*Work item*:
All lines below must be repeated exactly, with the pictures omitted.

*The data*:
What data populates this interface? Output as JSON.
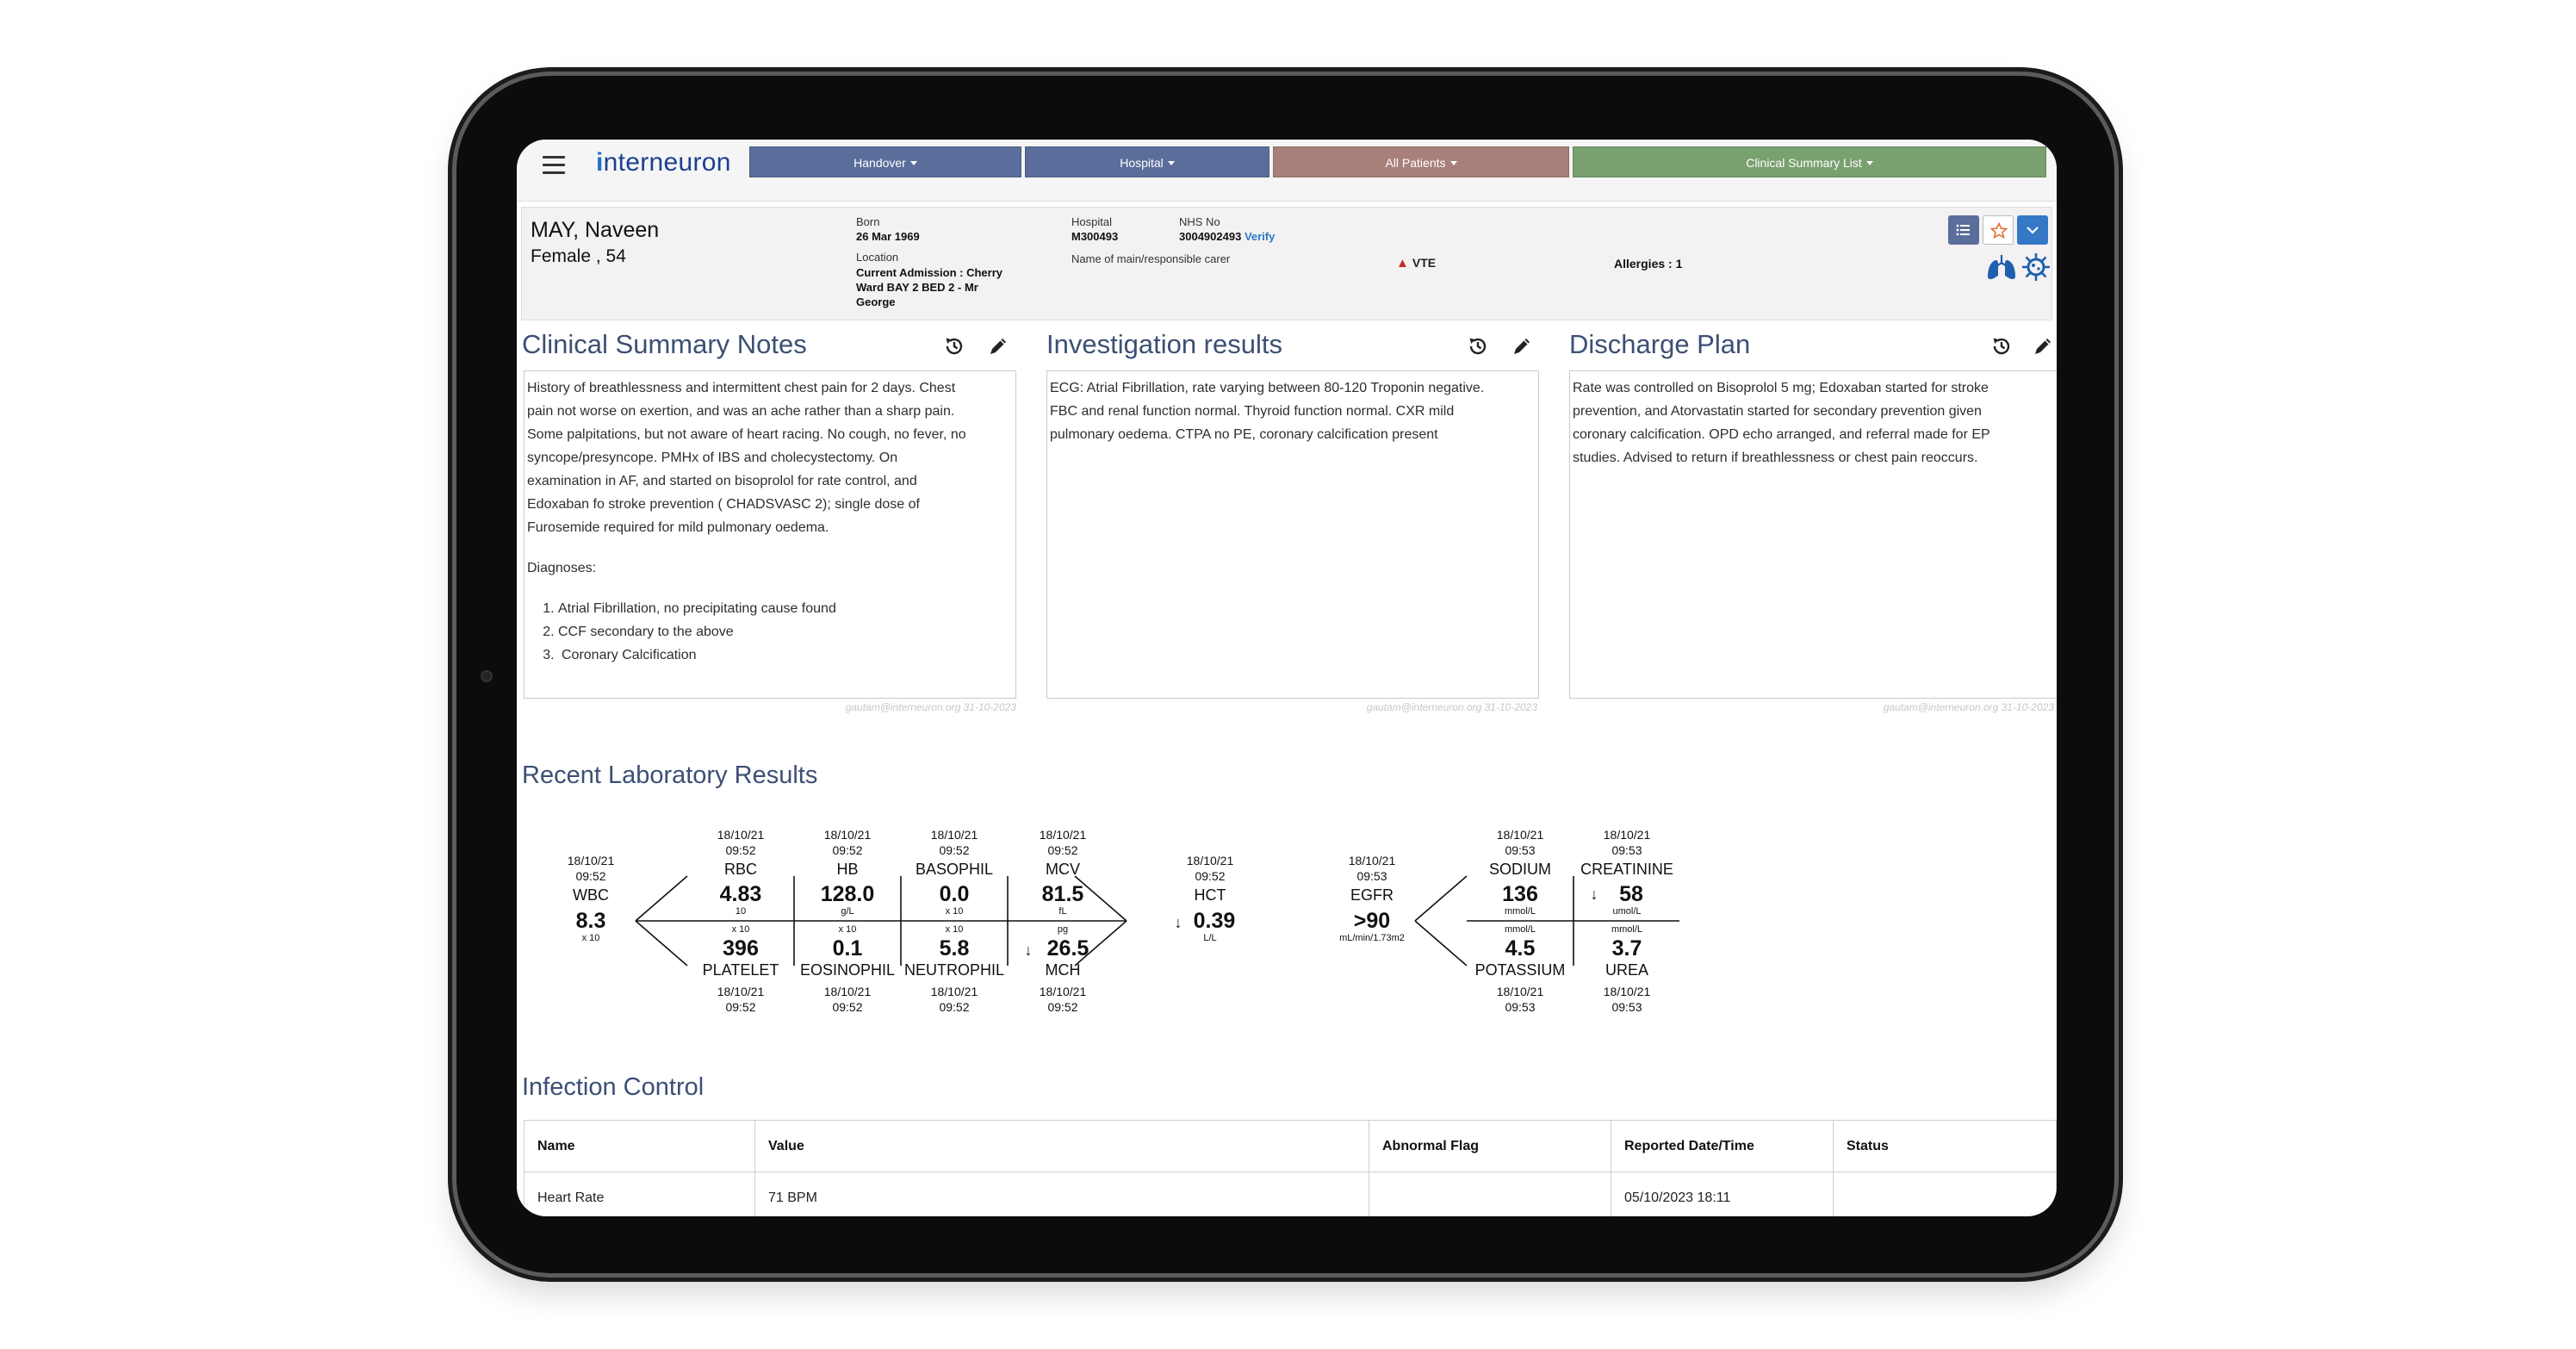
{
  "app": {
    "logo_prefix": "i",
    "logo_rest": "nterneuron"
  },
  "nav": {
    "tabs": [
      {
        "label": "Handover",
        "color": "#5b6d9a"
      },
      {
        "label": "Hospital",
        "color": "#5b6d9a"
      },
      {
        "label": "All Patients",
        "color": "#a97f7b"
      },
      {
        "label": "Clinical Summary List",
        "color": "#79a06f"
      }
    ]
  },
  "patient": {
    "name": "MAY, Naveen",
    "gender_age": "Female , 54",
    "born_label": "Born",
    "born_value": "26 Mar 1969",
    "location_label": "Location",
    "location_value_1": "Current Admission : Cherry",
    "location_value_2": "Ward BAY 2 BED 2 - Mr",
    "location_value_3": "George",
    "hospital_label": "Hospital",
    "hospital_value": "M300493",
    "nhs_label": "NHS No",
    "nhs_value": "3004902493",
    "verify_label": "Verify",
    "carer_label": "Name of main/responsible carer",
    "vte_label": "VTE",
    "allergies": "Allergies : 1"
  },
  "panels": {
    "clinical": {
      "title": "Clinical Summary Notes",
      "lines": [
        "History of  breathlessness and intermittent chest pain for 2 days. Chest",
        "pain not worse on exertion, and was an ache rather than a sharp pain.",
        "Some palpitations, but not aware of heart racing. No cough, no fever, no",
        "syncope/presyncope.  PMHx of IBS and cholecystectomy.   On",
        "examination in AF, and started on bisoprolol for rate control, and",
        "Edoxaban fo stroke prevention ( CHADSVASC 2); single dose of",
        "Furosemide required for mild pulmonary oedema."
      ],
      "diagnoses_label": "Diagnoses:",
      "diagnoses": [
        "Atrial Fibrillation, no precipitating cause found",
        "CCF secondary to the above",
        "Coronary Calcification"
      ],
      "stamp": "gautam@interneuron.org 31-10-2023"
    },
    "investigation": {
      "title": "Investigation results",
      "lines": [
        "ECG: Atrial Fibrillation, rate varying between 80-120  Troponin negative.",
        " FBC and renal function normal.  Thyroid function normal.  CXR mild",
        "pulmonary oedema. CTPA no PE, coronary calcification present"
      ],
      "stamp": "gautam@interneuron.org 31-10-2023"
    },
    "discharge": {
      "title": "Discharge Plan",
      "lines": [
        "Rate was controlled on Bisoprolol 5 mg; Edoxaban started for stroke",
        "prevention, and Atorvastatin started for secondary prevention given",
        "coronary calcification.  OPD echo arranged, and referral made for EP",
        "studies.  Advised to return if breathlessness or chest pain reoccurs."
      ],
      "stamp": "gautam@interneuron.org 31-10-2023"
    }
  },
  "labs": {
    "title": "Recent Laboratory Results",
    "fbc": {
      "left": {
        "date": "18/10/21",
        "time": "09:52",
        "name": "WBC",
        "value": "8.3",
        "unit": "x 10"
      },
      "columns": [
        {
          "top": {
            "date": "18/10/21",
            "time": "09:52",
            "name": "RBC",
            "value": "4.83",
            "unit": "10"
          },
          "bottom": {
            "date": "18/10/21",
            "time": "09:52",
            "name": "PLATELET",
            "value": "396",
            "unit": "x 10",
            "arrow": ""
          }
        },
        {
          "top": {
            "date": "18/10/21",
            "time": "09:52",
            "name": "HB",
            "value": "128.0",
            "unit": "g/L"
          },
          "bottom": {
            "date": "18/10/21",
            "time": "09:52",
            "name": "EOSINOPHIL",
            "value": "0.1",
            "unit": "x 10",
            "arrow": ""
          }
        },
        {
          "top": {
            "date": "18/10/21",
            "time": "09:52",
            "name": "BASOPHIL",
            "value": "0.0",
            "unit": "x 10"
          },
          "bottom": {
            "date": "18/10/21",
            "time": "09:52",
            "name": "NEUTROPHIL",
            "value": "5.8",
            "unit": "x 10",
            "arrow": ""
          }
        },
        {
          "top": {
            "date": "18/10/21",
            "time": "09:52",
            "name": "MCV",
            "value": "81.5",
            "unit": "fL"
          },
          "bottom": {
            "date": "18/10/21",
            "time": "09:52",
            "name": "MCH",
            "value": "26.5",
            "unit": "pg",
            "arrow": "↓"
          }
        }
      ],
      "right": {
        "date": "18/10/21",
        "time": "09:52",
        "name": "HCT",
        "value": "0.39",
        "unit": "L/L",
        "arrow": "↓"
      }
    },
    "renal": {
      "left": {
        "date": "18/10/21",
        "time": "09:53",
        "name": "EGFR",
        "value": ">90",
        "unit": "mL/min/1.73m2"
      },
      "columns": [
        {
          "top": {
            "date": "18/10/21",
            "time": "09:53",
            "name": "SODIUM",
            "value": "136",
            "unit": "mmol/L",
            "arrow": ""
          },
          "bottom": {
            "date": "18/10/21",
            "time": "09:53",
            "name": "POTASSIUM",
            "value": "4.5",
            "unit": "mmol/L",
            "arrow": ""
          }
        },
        {
          "top": {
            "date": "18/10/21",
            "time": "09:53",
            "name": "CREATININE",
            "value": "58",
            "unit": "umol/L",
            "arrow": "↓"
          },
          "bottom": {
            "date": "18/10/21",
            "time": "09:53",
            "name": "UREA",
            "value": "3.7",
            "unit": "mmol/L",
            "arrow": ""
          }
        }
      ]
    }
  },
  "infection": {
    "title": "Infection Control",
    "headers": [
      "Name",
      "Value",
      "Abnormal Flag",
      "Reported Date/Time",
      "Status"
    ],
    "rows": [
      [
        "Heart Rate",
        "71 BPM",
        "",
        "05/10/2023 18:11",
        ""
      ]
    ]
  },
  "colors": {
    "title": "#3c4f74",
    "list_btn": "#5b6d9a",
    "star_btn": "#e2703a",
    "chevron_btn": "#3478c6",
    "icon_blue": "#1f5fae"
  }
}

*Result for this exercise*:
What data populates this interface? Output as JSON.
{
  "app": {
    "logo_prefix": "i",
    "logo_rest": "nterneuron"
  },
  "nav": {
    "tabs": [
      {
        "label": "Handover",
        "color": "#5b6d9a"
      },
      {
        "label": "Hospital",
        "color": "#5b6d9a"
      },
      {
        "label": "All Patients",
        "color": "#a97f7b"
      },
      {
        "label": "Clinical Summary List",
        "color": "#79a06f"
      }
    ]
  },
  "patient": {
    "name": "MAY, Naveen",
    "gender_age": "Female , 54",
    "born_label": "Born",
    "born_value": "26 Mar 1969",
    "location_label": "Location",
    "location_value_1": "Current Admission : Cherry",
    "location_value_2": "Ward BAY 2 BED 2 - Mr",
    "location_value_3": "George",
    "hospital_label": "Hospital",
    "hospital_value": "M300493",
    "nhs_label": "NHS No",
    "nhs_value": "3004902493",
    "verify_label": "Verify",
    "carer_label": "Name of main/responsible carer",
    "vte_label": "VTE",
    "allergies": "Allergies : 1"
  },
  "panels": {
    "clinical": {
      "title": "Clinical Summary Notes",
      "lines": [
        "History of  breathlessness and intermittent chest pain for 2 days. Chest",
        "pain not worse on exertion, and was an ache rather than a sharp pain.",
        "Some palpitations, but not aware of heart racing. No cough, no fever, no",
        "syncope/presyncope.  PMHx of IBS and cholecystectomy.   On",
        "examination in AF, and started on bisoprolol for rate control, and",
        "Edoxaban fo stroke prevention ( CHADSVASC 2); single dose of",
        "Furosemide required for mild pulmonary oedema."
      ],
      "diagnoses_label": "Diagnoses:",
      "diagnoses": [
        "Atrial Fibrillation, no precipitating cause found",
        "CCF secondary to the above",
        "Coronary Calcification"
      ],
      "stamp": "gautam@interneuron.org 31-10-2023"
    },
    "investigation": {
      "title": "Investigation results",
      "lines": [
        "ECG: Atrial Fibrillation, rate varying between 80-120  Troponin negative.",
        " FBC and renal function normal.  Thyroid function normal.  CXR mild",
        "pulmonary oedema. CTPA no PE, coronary calcification present"
      ],
      "stamp": "gautam@interneuron.org 31-10-2023"
    },
    "discharge": {
      "title": "Discharge Plan",
      "lines": [
        "Rate was controlled on Bisoprolol 5 mg; Edoxaban started for stroke",
        "prevention, and Atorvastatin started for secondary prevention given",
        "coronary calcification.  OPD echo arranged, and referral made for EP",
        "studies.  Advised to return if breathlessness or chest pain reoccurs."
      ],
      "stamp": "gautam@interneuron.org 31-10-2023"
    }
  },
  "labs": {
    "title": "Recent Laboratory Results",
    "fbc": {
      "left": {
        "date": "18/10/21",
        "time": "09:52",
        "name": "WBC",
        "value": "8.3",
        "unit": "x 10"
      },
      "columns": [
        {
          "top": {
            "date": "18/10/21",
            "time": "09:52",
            "name": "RBC",
            "value": "4.83",
            "unit": "10"
          },
          "bottom": {
            "date": "18/10/21",
            "time": "09:52",
            "name": "PLATELET",
            "value": "396",
            "unit": "x 10",
            "arrow": ""
          }
        },
        {
          "top": {
            "date": "18/10/21",
            "time": "09:52",
            "name": "HB",
            "value": "128.0",
            "unit": "g/L"
          },
          "bottom": {
            "date": "18/10/21",
            "time": "09:52",
            "name": "EOSINOPHIL",
            "value": "0.1",
            "unit": "x 10",
            "arrow": ""
          }
        },
        {
          "top": {
            "date": "18/10/21",
            "time": "09:52",
            "name": "BASOPHIL",
            "value": "0.0",
            "unit": "x 10"
          },
          "bottom": {
            "date": "18/10/21",
            "time": "09:52",
            "name": "NEUTROPHIL",
            "value": "5.8",
            "unit": "x 10",
            "arrow": ""
          }
        },
        {
          "top": {
            "date": "18/10/21",
            "time": "09:52",
            "name": "MCV",
            "value": "81.5",
            "unit": "fL"
          },
          "bottom": {
            "date": "18/10/21",
            "time": "09:52",
            "name": "MCH",
            "value": "26.5",
            "unit": "pg",
            "arrow": "↓"
          }
        }
      ],
      "right": {
        "date": "18/10/21",
        "time": "09:52",
        "name": "HCT",
        "value": "0.39",
        "unit": "L/L",
        "arrow": "↓"
      }
    },
    "renal": {
      "left": {
        "date": "18/10/21",
        "time": "09:53",
        "name": "EGFR",
        "value": ">90",
        "unit": "mL/min/1.73m2"
      },
      "columns": [
        {
          "top": {
            "date": "18/10/21",
            "time": "09:53",
            "name": "SODIUM",
            "value": "136",
            "unit": "mmol/L",
            "arrow": ""
          },
          "bottom": {
            "date": "18/10/21",
            "time": "09:53",
            "name": "POTASSIUM",
            "value": "4.5",
            "unit": "mmol/L",
            "arrow": ""
          }
        },
        {
          "top": {
            "date": "18/10/21",
            "time": "09:53",
            "name": "CREATININE",
            "value": "58",
            "unit": "umol/L",
            "arrow": "↓"
          },
          "bottom": {
            "date": "18/10/21",
            "time": "09:53",
            "name": "UREA",
            "value": "3.7",
            "unit": "mmol/L",
            "arrow": ""
          }
        }
      ]
    }
  },
  "infection": {
    "title": "Infection Control",
    "headers": [
      "Name",
      "Value",
      "Abnormal Flag",
      "Reported Date/Time",
      "Status"
    ],
    "rows": [
      [
        "Heart Rate",
        "71 BPM",
        "",
        "05/10/2023 18:11",
        ""
      ]
    ]
  },
  "colors": {
    "title": "#3c4f74",
    "list_btn": "#5b6d9a",
    "star_btn": "#e2703a",
    "chevron_btn": "#3478c6",
    "icon_blue": "#1f5fae"
  }
}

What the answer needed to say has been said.